▶ **Activity**
In the entries below, count every line containing "this". Return the number and nothing else.

[[ Exercise material, beginning ]]

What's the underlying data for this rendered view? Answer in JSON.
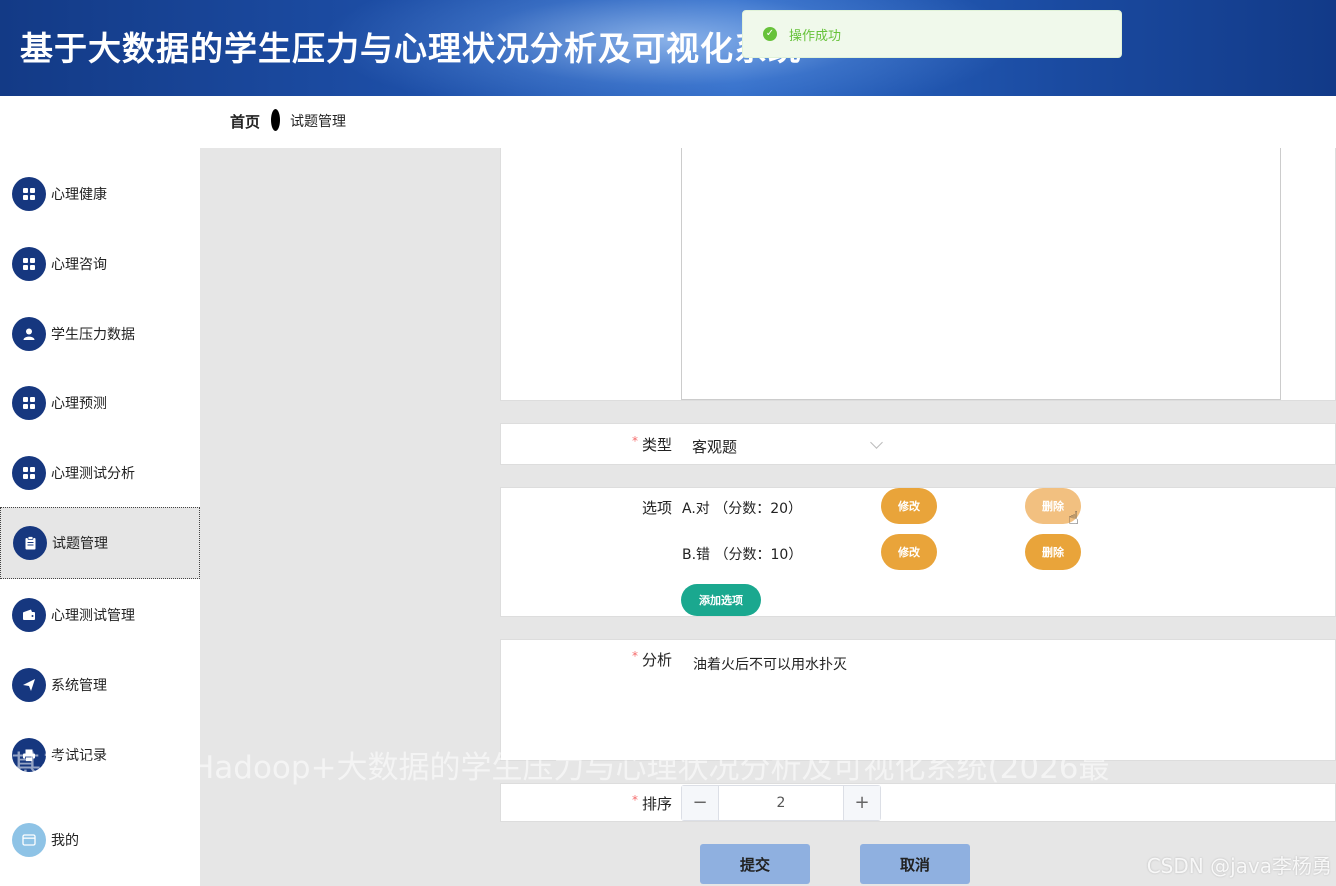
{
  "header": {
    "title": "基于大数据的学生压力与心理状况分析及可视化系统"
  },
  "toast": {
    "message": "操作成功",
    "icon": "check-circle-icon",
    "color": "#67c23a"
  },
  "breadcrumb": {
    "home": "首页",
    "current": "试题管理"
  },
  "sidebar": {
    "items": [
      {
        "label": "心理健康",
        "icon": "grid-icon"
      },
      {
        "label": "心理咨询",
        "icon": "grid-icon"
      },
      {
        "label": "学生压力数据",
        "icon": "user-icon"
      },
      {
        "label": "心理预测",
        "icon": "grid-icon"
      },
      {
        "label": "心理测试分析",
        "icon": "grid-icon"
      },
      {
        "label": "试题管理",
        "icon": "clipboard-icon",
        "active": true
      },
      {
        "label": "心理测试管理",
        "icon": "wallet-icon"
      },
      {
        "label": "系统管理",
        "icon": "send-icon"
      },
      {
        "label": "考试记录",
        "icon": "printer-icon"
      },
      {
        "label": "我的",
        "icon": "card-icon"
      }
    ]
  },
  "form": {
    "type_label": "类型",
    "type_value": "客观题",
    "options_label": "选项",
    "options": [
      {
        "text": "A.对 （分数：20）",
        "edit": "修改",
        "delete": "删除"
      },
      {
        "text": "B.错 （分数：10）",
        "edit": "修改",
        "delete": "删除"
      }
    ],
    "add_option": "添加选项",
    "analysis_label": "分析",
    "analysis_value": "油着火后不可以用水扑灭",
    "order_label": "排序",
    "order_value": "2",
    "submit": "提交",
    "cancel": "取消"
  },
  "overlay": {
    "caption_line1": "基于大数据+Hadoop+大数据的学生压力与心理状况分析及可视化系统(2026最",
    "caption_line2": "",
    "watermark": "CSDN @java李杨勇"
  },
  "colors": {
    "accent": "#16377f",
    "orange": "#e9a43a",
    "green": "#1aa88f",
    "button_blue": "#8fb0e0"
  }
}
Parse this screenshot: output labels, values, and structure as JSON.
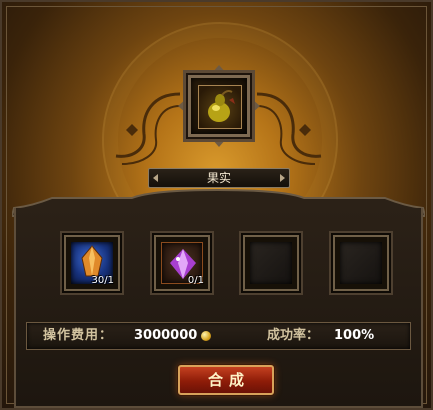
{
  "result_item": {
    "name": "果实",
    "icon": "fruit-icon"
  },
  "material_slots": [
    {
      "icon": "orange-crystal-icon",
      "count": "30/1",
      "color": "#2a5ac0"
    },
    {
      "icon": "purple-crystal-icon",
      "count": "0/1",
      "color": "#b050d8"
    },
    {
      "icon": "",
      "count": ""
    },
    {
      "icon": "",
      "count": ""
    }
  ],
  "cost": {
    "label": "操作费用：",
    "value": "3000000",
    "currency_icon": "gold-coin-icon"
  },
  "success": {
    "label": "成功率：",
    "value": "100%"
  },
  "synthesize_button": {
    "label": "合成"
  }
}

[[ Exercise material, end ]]

▶ **Result of the exercise**
2